▸ ASSIGNMENT:
Only lines holding "structured" are wanted; copy each of them from the records below.

*** Opening GIVEN DATA ***

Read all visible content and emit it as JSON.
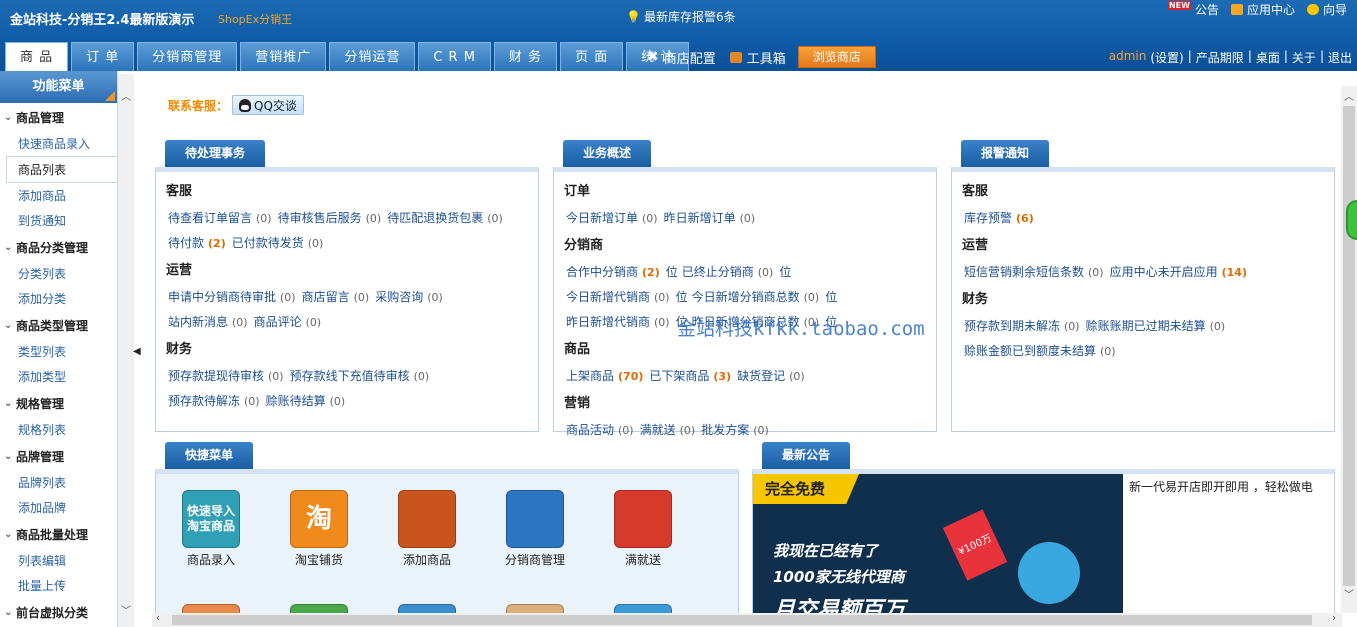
{
  "header": {
    "title": "金站科技-分销王2.4最新版演示",
    "subtitle": "ShopEx分销王",
    "stock_alert": "最新库存报警6条",
    "new_badge": "NEW",
    "links": {
      "notice": "公告",
      "app_center": "应用中心",
      "guide": "向导"
    }
  },
  "tabs": [
    "商 品",
    "订 单",
    "分销商管理",
    "营销推广",
    "分销运营",
    "C R M",
    "财 务",
    "页 面",
    "统 计"
  ],
  "active_tab": 0,
  "tools": {
    "shop_config": "商店配置",
    "toolbox": "工具箱",
    "browse": "浏览商店"
  },
  "user_links": {
    "admin": "admin",
    "settings": "(设置)",
    "sep": "|",
    "period": "产品期限",
    "desktop": "桌面",
    "about": "关于",
    "logout": "退出"
  },
  "sidebar": {
    "header": "功能菜单",
    "groups": [
      {
        "title": "商品管理",
        "items": [
          "快速商品录入",
          "商品列表",
          "添加商品",
          "到货通知"
        ]
      },
      {
        "title": "商品分类管理",
        "items": [
          "分类列表",
          "添加分类"
        ]
      },
      {
        "title": "商品类型管理",
        "items": [
          "类型列表",
          "添加类型"
        ]
      },
      {
        "title": "规格管理",
        "items": [
          "规格列表"
        ]
      },
      {
        "title": "品牌管理",
        "items": [
          "品牌列表",
          "添加品牌"
        ]
      },
      {
        "title": "商品批量处理",
        "items": [
          "列表编辑",
          "批量上传"
        ]
      },
      {
        "title": "前台虚拟分类",
        "items": []
      }
    ],
    "active_item": "商品列表"
  },
  "contact": {
    "label": "联系客服：",
    "qq_button": "QQ交谈"
  },
  "pending": {
    "tab": "待处理事务",
    "sections": {
      "service": "客服",
      "service_rows": [
        [
          [
            "待查看订单留言",
            "(0)"
          ],
          [
            "待审核售后服务",
            "(0)"
          ],
          [
            "待匹配退换货包裹",
            "(0)"
          ]
        ],
        [
          [
            "待付款",
            "(2)"
          ],
          [
            "已付款待发货",
            "(0)"
          ]
        ]
      ],
      "ops": "运营",
      "ops_rows": [
        [
          [
            "申请中分销商待审批",
            "(0)"
          ],
          [
            "商店留言",
            "(0)"
          ],
          [
            "采购咨询",
            "(0)"
          ]
        ],
        [
          [
            "站内新消息",
            "(0)"
          ],
          [
            "商品评论",
            "(0)"
          ]
        ]
      ],
      "finance": "财务",
      "finance_rows": [
        [
          [
            "预存款提现待审核",
            "(0)"
          ],
          [
            "预存款线下充值待审核",
            "(0)"
          ]
        ],
        [
          [
            "预存款待解冻",
            "(0)"
          ],
          [
            "赊账待结算",
            "(0)"
          ]
        ]
      ]
    }
  },
  "overview": {
    "tab": "业务概述",
    "orders": "订单",
    "order_rows": [
      [
        [
          "今日新增订单",
          "(0)"
        ],
        [
          "昨日新增订单",
          "(0)"
        ]
      ]
    ],
    "distributors": "分销商",
    "dist_rows": [
      [
        [
          "合作中分销商",
          "(2)",
          "位"
        ],
        [
          "已终止分销商",
          "(0)",
          "位"
        ]
      ],
      [
        [
          "今日新增代销商",
          "(0)",
          "位"
        ],
        [
          "今日新增分销商总数",
          "(0)",
          "位"
        ]
      ],
      [
        [
          "昨日新增代销商",
          "(0)",
          "位"
        ],
        [
          "昨日新增分销商总数",
          "(0)",
          "位"
        ]
      ]
    ],
    "goods": "商品",
    "goods_rows": [
      [
        [
          "上架商品",
          "(70)"
        ],
        [
          "已下架商品",
          "(3)"
        ],
        [
          "缺货登记",
          "(0)"
        ]
      ]
    ],
    "marketing": "营销",
    "marketing_rows": [
      [
        [
          "商品活动",
          "(0)"
        ],
        [
          "满就送",
          "(0)"
        ],
        [
          "批发方案",
          "(0)"
        ]
      ]
    ]
  },
  "alerts": {
    "tab": "报警通知",
    "service": "客服",
    "service_rows": [
      [
        [
          "库存预警",
          "(6)"
        ]
      ]
    ],
    "ops": "运营",
    "ops_rows": [
      [
        [
          "短信营销剩余短信条数",
          "(0)"
        ],
        [
          "应用中心未开启应用",
          "(14)"
        ]
      ]
    ],
    "finance": "财务",
    "finance_rows": [
      [
        [
          "预存款到期未解冻",
          "(0)"
        ],
        [
          "赊账账期已过期未结算",
          "(0)"
        ]
      ],
      [
        [
          "赊账金额已到额度未结算",
          "(0)"
        ]
      ]
    ]
  },
  "watermark": "金站科技kfkk.taobao.com",
  "quick_menu": {
    "tab": "快捷菜单",
    "items": [
      {
        "label": "商品录入",
        "icon_text": "快速导入 淘宝商品",
        "icon": "taobao-import-icon",
        "color": "#2fa0b5"
      },
      {
        "label": "淘宝铺货",
        "icon_text": "淘",
        "icon": "taobao-icon",
        "color": "#f08a1c"
      },
      {
        "label": "添加商品",
        "icon_text": "",
        "icon": "boxes-icon",
        "color": "#c9541e"
      },
      {
        "label": "分销商管理",
        "icon_text": "",
        "icon": "people-icon",
        "color": "#2a76c2"
      },
      {
        "label": "满就送",
        "icon_text": "",
        "icon": "gift-icon",
        "color": "#d63a2a"
      }
    ]
  },
  "news": {
    "tab": "最新公告",
    "promo_tag": "完全免费",
    "promo_line1": "我现在已经有了",
    "promo_line2": "1000家无线代理商",
    "promo_line3": "月交易额百万",
    "ticket": "¥100万",
    "text": "新一代易开店即开即用 ，轻松做电"
  }
}
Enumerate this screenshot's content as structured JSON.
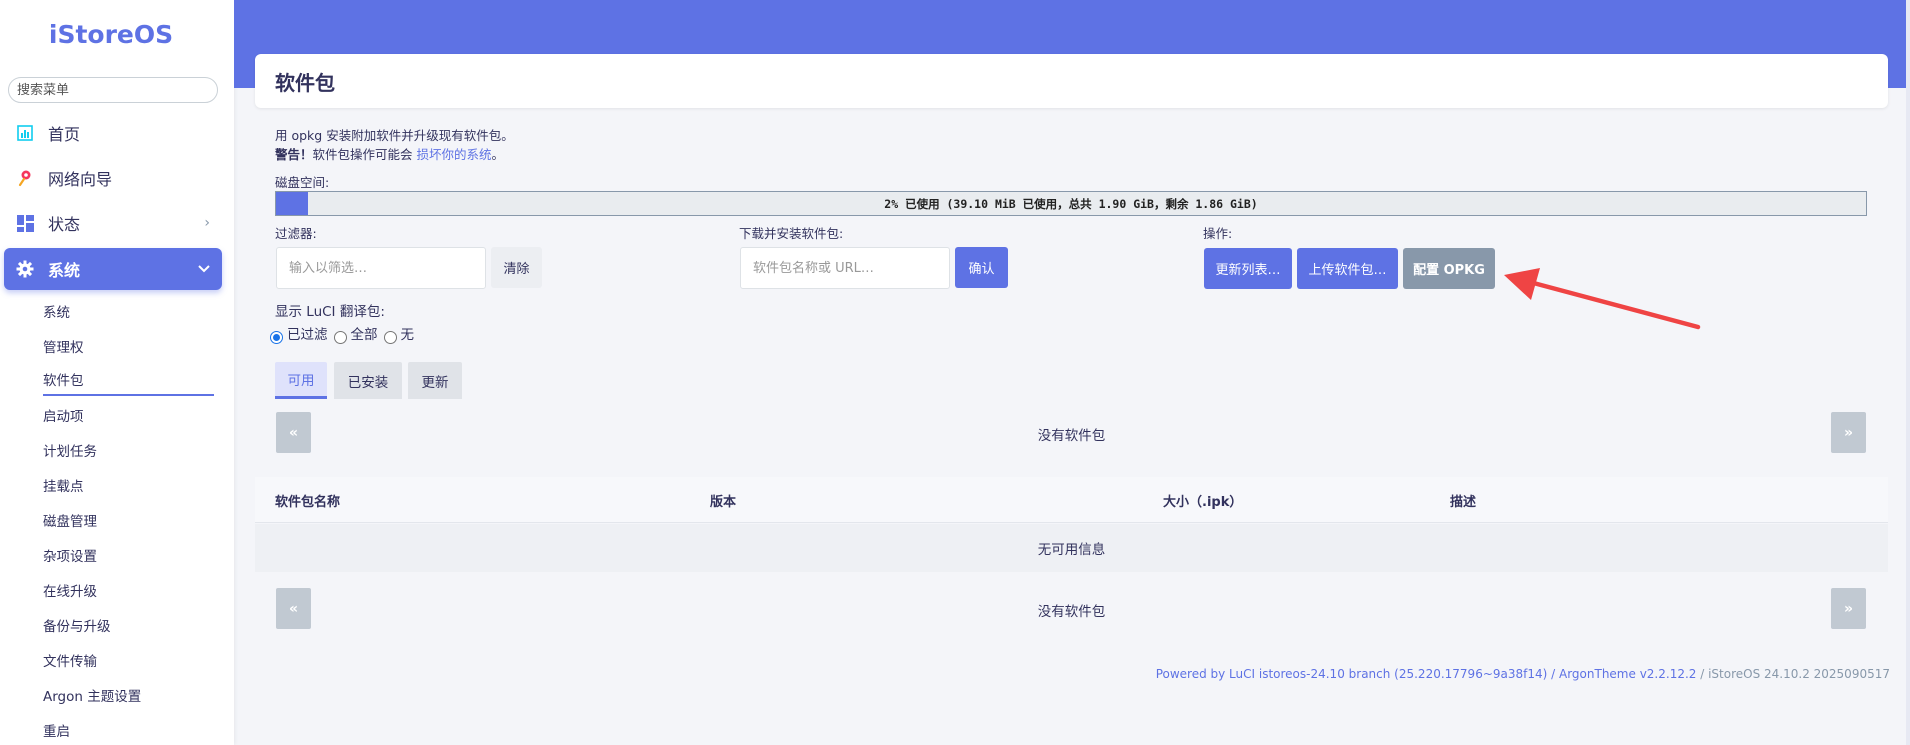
{
  "sidebar": {
    "logo": "iStoreOS",
    "search_placeholder": "搜索菜单",
    "nav": [
      {
        "label": "首页",
        "icon": "dashboard-icon"
      },
      {
        "label": "网络向导",
        "icon": "wizard-icon"
      },
      {
        "label": "状态",
        "icon": "status-icon",
        "chevron": "›"
      },
      {
        "label": "系统",
        "icon": "gear-icon",
        "chevron": "⌄"
      }
    ],
    "subitems": [
      "系统",
      "管理权",
      "软件包",
      "启动项",
      "计划任务",
      "挂载点",
      "磁盘管理",
      "杂项设置",
      "在线升级",
      "备份与升级",
      "文件传输",
      "Argon 主题设置",
      "重启"
    ],
    "current_subitem": "软件包"
  },
  "page": {
    "title": "软件包",
    "desc_line1": "用 opkg 安装附加软件并升级现有软件包。",
    "warning_prefix": "警告！",
    "warning_text": "软件包操作可能会 ",
    "warning_link": "损坏你的系统",
    "warning_suffix": "。",
    "disk_label": "磁盘空间:",
    "disk_text": "2% 已使用 (39.10 MiB 已使用，总共 1.90 GiB，剩余 1.86 GiB)",
    "disk_used_fraction": 0.02
  },
  "filter": {
    "label": "过滤器:",
    "placeholder": "输入以筛选…",
    "clear": "清除"
  },
  "download": {
    "label": "下载并安装软件包:",
    "placeholder": "软件包名称或 URL…",
    "confirm": "确认"
  },
  "actions": {
    "label": "操作:",
    "update_lists": "更新列表…",
    "upload_package": "上传软件包…",
    "configure_opkg": "配置 OPKG"
  },
  "translations": {
    "label": "显示 LuCI 翻译包:",
    "options": [
      "已过滤",
      "全部",
      "无"
    ],
    "selected": "已过滤"
  },
  "tabs": [
    "可用",
    "已安装",
    "更新"
  ],
  "active_tab": "可用",
  "pager": {
    "prev": "«",
    "next": "»",
    "empty_text": "没有软件包"
  },
  "table": {
    "headers": [
      "软件包名称",
      "版本",
      "大小（.ipk）",
      "描述"
    ],
    "empty_text": "无可用信息"
  },
  "footer": {
    "text": "Powered by LuCI istoreos-24.10 branch (25.220.17796~9a38f14) / ArgonTheme v2.2.12.2",
    "version": " / iStoreOS 24.10.2 2025090517"
  },
  "colors": {
    "accent": "#5e72e4",
    "annotation_arrow": "#ef4444"
  }
}
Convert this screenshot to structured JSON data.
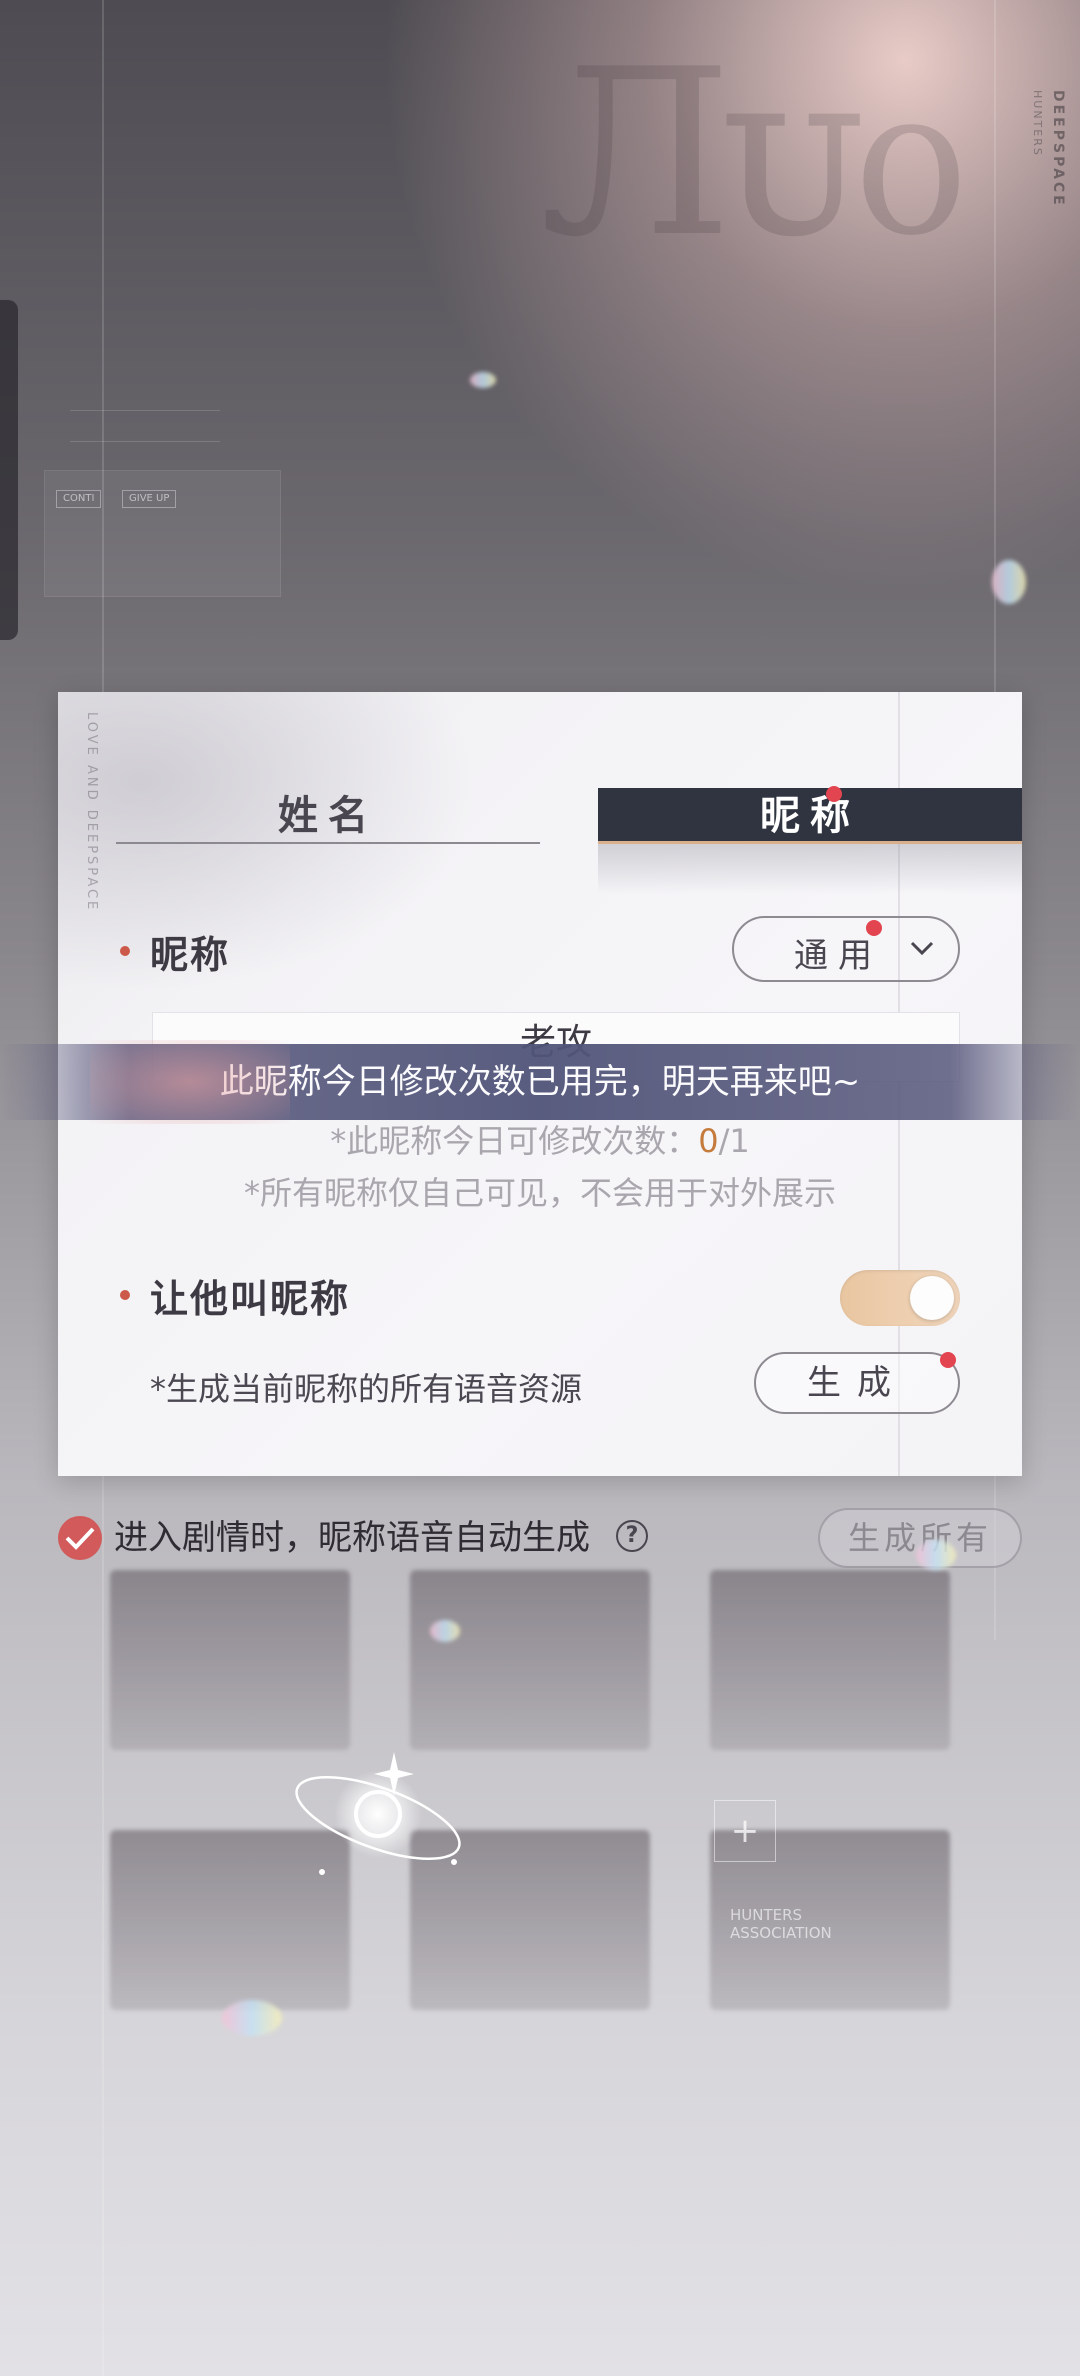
{
  "background": {
    "brand_vertical": "DEEPSPACE",
    "brand_vertical_sub": "HUNTERS",
    "ghost_buttons": [
      "CONTI",
      "GIVE UP"
    ],
    "hunters_association": "HUNTERS ASSOCIATION"
  },
  "dialog": {
    "side_text": "LOVE AND DEEPSPACE",
    "tabs": [
      {
        "label": "姓名",
        "active": false
      },
      {
        "label": "昵称",
        "active": true
      }
    ],
    "nickname_section": {
      "label": "昵称",
      "dropdown_value": "通用",
      "input_value": "老攻",
      "hint_prefix": "*此昵称今日可修改次数：",
      "hint_count": "0",
      "hint_suffix": "/1",
      "hint_visibility": "*所有昵称仅自己可见，不会用于对外展示"
    },
    "call_section": {
      "label": "让他叫昵称",
      "toggle_on": true,
      "generate_desc": "*生成当前昵称的所有语音资源",
      "generate_button": "生成"
    }
  },
  "toast": {
    "message": "此昵称今日修改次数已用完，明天再来吧~"
  },
  "footer": {
    "auto_generate_checked": true,
    "auto_generate_label": "进入剧情时，昵称语音自动生成",
    "help_icon": "?",
    "generate_all_button": "生成所有"
  },
  "colors": {
    "accent_dark": "#2f3440",
    "accent_red": "#e2454f",
    "toggle_on": "#e9c6a1",
    "count_orange": "#c47b3c"
  }
}
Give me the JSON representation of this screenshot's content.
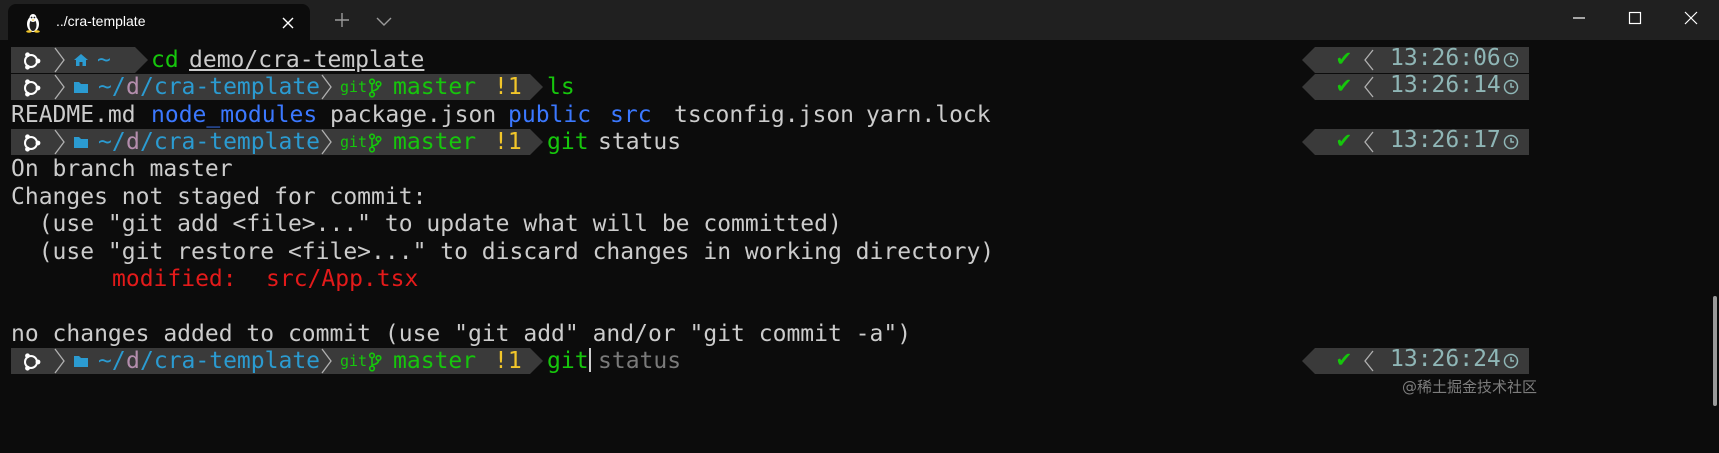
{
  "window": {
    "tab_title": "../cra-template",
    "tab_icon": "linux-penguin-icon",
    "buttons": [
      "minimize",
      "maximize",
      "close"
    ]
  },
  "prompt": {
    "home_symbol": "~",
    "path_prefix": "~/",
    "path_mid": "d",
    "path_tail": "/cra-template",
    "git_label": "git",
    "branch": "master",
    "branch_status": "!1"
  },
  "lines": [
    {
      "cmd": "cd",
      "arg": "demo/cra-template",
      "time": "13:26:06"
    },
    {
      "cmd": "ls",
      "time": "13:26:14"
    },
    {
      "cmd": "git",
      "arg": "status",
      "time": "13:26:17"
    },
    {
      "cmd": "git",
      "suggestion": "status",
      "time": "13:26:24"
    }
  ],
  "ls_output": {
    "files": [
      "README.md",
      "package.json",
      "tsconfig.json",
      "yarn.lock"
    ],
    "dirs": [
      "node_modules",
      "public",
      "src"
    ]
  },
  "status_output": {
    "line1": "On branch master",
    "line2": "Changes not staged for commit:",
    "line3": "  (use \"git add <file>...\" to update what will be committed)",
    "line4": "  (use \"git restore <file>...\" to discard changes in working directory)",
    "modified_label": "modified:",
    "modified_file": "src/App.tsx",
    "summary": "no changes added to commit (use \"git add\" and/or \"git commit -a\")"
  },
  "status_check": "✔",
  "watermark": "@稀土掘金技术社区",
  "colors": {
    "background": "#0c0c0c",
    "titlebar": "#202020",
    "prompt_bg": "#3a3a3a",
    "path": "#2b9bd1",
    "git_green": "#16c60c",
    "branch_status": "#f2c62a",
    "dir_blue": "#3b78ff",
    "modified_red": "#e31a1a"
  }
}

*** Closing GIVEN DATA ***

▸ RESPONSE TO THE EXERCISE:
Enumerate this screenshot's content as structured JSON.
Convert this screenshot to structured JSON data.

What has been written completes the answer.